CloudPets connected toys can be turned into remote surveillance devices
The CloudPets data breach saga continues, as Spiral Toys finally reported the breach to the California Attorney General’s Office.
As a reminder: Leaked data provided to security researcher Troy Hunt showed that MongoDB databases containing personal information, hashed passwords and voice recordings of messages by children and parents using CloudPets teddy toys were sitting unprotected on the Internet since December 2016.
The databases were repeatedly accessed by unauthorized users, some of which apparently dumped the contents on their servers, deleted the databases, and asked for ransom to return the data.
Downplaying the seriousness of the data breach
The breach notice sent to the California Attorney General’s Office includes false claims that the company was told about a potential breach on February 22, when researchers and reporters repeatedly sent messages to as many company email addresses and social media accounts they could find, warning them of the breach.
Hunt has gone through the notice and pointed out (at the very end of the write-up) the many inaccuracies and misinformation included in it, so I won’t be repeating them here. Suffice to say that the company is still trying to make it look like they did everything they could to prevent a breach, and that the breach is not as extensive as it effectively, provenly is.
CloudPets security is a nightmare
When all this is taken into consideration, it shouldn’t come as a surprise that the CloudPets toys were found to lack security protections that would prevent them from becoming remote surveillance devices.
Context Information Security researchers have been testing CloudPets toys for a few months now, and have discovered that the toy uses the Bluetooth LE (Low Energy) wireless personal area network technology to communicate with a smartphone app.
They also found that it’s easy to set up a webpage that could send instructions to a nearby toy to remotely trigger its recording functionality, download the recorded audio and play it back on a phone, record audio from the phone, and upload it to the toy, etc.
They even provided the code for it on Github, so others can test the attack (on a CloudPet toy that they own). The code uses Chrome’s new Web Bluetooth API to communicate with the toy, and works only on Chrome on Windows and on Chrome OS.
“Anyone can connect to the toy, as long as it is switched on and not currently connected to anything else.

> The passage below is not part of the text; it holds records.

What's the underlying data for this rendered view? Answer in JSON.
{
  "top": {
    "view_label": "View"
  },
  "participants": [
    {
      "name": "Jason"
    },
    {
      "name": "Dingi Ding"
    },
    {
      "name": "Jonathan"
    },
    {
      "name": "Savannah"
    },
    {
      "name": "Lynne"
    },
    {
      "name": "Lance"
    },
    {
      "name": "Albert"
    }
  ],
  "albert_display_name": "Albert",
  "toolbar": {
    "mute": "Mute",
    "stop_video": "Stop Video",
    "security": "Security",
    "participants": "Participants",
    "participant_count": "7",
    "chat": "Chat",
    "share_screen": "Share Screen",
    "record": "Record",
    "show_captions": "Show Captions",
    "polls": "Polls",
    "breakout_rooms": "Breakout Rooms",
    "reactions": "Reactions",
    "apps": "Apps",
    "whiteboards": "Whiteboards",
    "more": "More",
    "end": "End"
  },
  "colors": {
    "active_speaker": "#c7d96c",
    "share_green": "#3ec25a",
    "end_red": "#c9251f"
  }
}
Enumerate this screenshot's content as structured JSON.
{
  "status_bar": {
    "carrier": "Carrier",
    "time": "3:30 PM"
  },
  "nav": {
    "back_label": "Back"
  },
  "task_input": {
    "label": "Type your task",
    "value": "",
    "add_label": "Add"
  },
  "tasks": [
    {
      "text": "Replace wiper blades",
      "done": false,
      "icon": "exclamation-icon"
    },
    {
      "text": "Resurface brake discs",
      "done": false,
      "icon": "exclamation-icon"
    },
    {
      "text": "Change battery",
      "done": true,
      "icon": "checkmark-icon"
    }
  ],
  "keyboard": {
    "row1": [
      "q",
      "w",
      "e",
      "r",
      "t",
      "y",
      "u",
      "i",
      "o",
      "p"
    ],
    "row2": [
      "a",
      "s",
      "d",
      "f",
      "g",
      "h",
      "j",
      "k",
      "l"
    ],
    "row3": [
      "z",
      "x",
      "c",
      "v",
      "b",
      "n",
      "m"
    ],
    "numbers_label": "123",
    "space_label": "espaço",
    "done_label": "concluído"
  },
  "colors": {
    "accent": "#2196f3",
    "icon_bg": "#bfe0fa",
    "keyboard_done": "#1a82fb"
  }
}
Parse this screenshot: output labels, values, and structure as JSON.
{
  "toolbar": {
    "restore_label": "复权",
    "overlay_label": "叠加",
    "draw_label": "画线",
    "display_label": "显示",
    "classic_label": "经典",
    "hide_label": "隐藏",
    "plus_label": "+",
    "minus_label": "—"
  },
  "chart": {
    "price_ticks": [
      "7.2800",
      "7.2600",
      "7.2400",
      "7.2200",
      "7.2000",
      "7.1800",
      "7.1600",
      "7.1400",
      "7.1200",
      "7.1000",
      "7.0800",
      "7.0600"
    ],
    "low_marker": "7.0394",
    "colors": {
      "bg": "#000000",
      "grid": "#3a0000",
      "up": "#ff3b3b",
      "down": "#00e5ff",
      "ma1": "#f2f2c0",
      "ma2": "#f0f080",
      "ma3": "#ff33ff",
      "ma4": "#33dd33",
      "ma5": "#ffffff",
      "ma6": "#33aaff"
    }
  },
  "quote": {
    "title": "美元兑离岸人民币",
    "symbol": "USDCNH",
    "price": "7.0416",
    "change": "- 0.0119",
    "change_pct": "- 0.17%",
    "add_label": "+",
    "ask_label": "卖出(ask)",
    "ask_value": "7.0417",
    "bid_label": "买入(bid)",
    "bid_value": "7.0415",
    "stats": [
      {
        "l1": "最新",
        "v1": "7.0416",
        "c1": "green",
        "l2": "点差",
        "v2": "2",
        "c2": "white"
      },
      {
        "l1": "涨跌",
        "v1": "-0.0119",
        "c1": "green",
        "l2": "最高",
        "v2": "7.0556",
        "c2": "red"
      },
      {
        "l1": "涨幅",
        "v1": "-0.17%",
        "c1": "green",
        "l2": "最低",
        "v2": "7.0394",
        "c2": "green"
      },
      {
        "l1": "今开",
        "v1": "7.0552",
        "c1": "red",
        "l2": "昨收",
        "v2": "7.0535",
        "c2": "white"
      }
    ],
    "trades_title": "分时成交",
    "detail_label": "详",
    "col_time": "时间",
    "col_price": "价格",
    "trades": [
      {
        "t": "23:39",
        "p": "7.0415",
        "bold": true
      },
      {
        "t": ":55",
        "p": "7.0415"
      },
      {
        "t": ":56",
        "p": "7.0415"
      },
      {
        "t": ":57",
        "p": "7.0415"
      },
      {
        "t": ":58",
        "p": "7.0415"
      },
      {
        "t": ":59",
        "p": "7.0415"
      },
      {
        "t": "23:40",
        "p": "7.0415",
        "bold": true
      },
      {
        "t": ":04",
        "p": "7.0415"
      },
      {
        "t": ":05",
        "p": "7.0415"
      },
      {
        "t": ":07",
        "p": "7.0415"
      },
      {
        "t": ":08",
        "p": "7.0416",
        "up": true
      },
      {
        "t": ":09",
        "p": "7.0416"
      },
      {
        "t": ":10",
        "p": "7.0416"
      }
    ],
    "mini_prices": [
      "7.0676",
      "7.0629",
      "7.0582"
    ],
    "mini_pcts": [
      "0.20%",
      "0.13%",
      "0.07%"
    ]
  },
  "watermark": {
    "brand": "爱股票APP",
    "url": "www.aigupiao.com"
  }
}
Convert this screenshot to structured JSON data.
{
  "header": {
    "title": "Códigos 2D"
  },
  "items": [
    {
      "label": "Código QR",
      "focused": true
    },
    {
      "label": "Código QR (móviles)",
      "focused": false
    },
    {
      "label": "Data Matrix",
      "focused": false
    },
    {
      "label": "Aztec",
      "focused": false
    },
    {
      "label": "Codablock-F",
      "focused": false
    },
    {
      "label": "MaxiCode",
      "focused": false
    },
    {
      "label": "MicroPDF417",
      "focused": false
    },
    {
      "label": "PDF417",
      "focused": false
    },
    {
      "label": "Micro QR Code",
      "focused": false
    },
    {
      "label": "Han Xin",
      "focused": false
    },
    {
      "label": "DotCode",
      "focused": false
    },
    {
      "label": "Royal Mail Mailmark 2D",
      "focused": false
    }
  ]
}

Bluetooth LE typically has a range of about 10 – 30 meters, so someone standing outside your house could easily connect to the toy, upload audio recordings, and receive audio from the microphone,” the researchers noted. The attack is demonstrated in this video:
Context IS researchers repeatedly tried to contact Spiral Toys and responsibly share their findings with them so that the issues can be fixed before they publicly reveal their existence. As others before them, they received no acknowledgement from the company.
At this point, consumers who bought a CloudPet would do well to throw out the toy or at least take out the batteries. They should also try to delete the CloudPets account and, finally, uninstall the associated mobile app.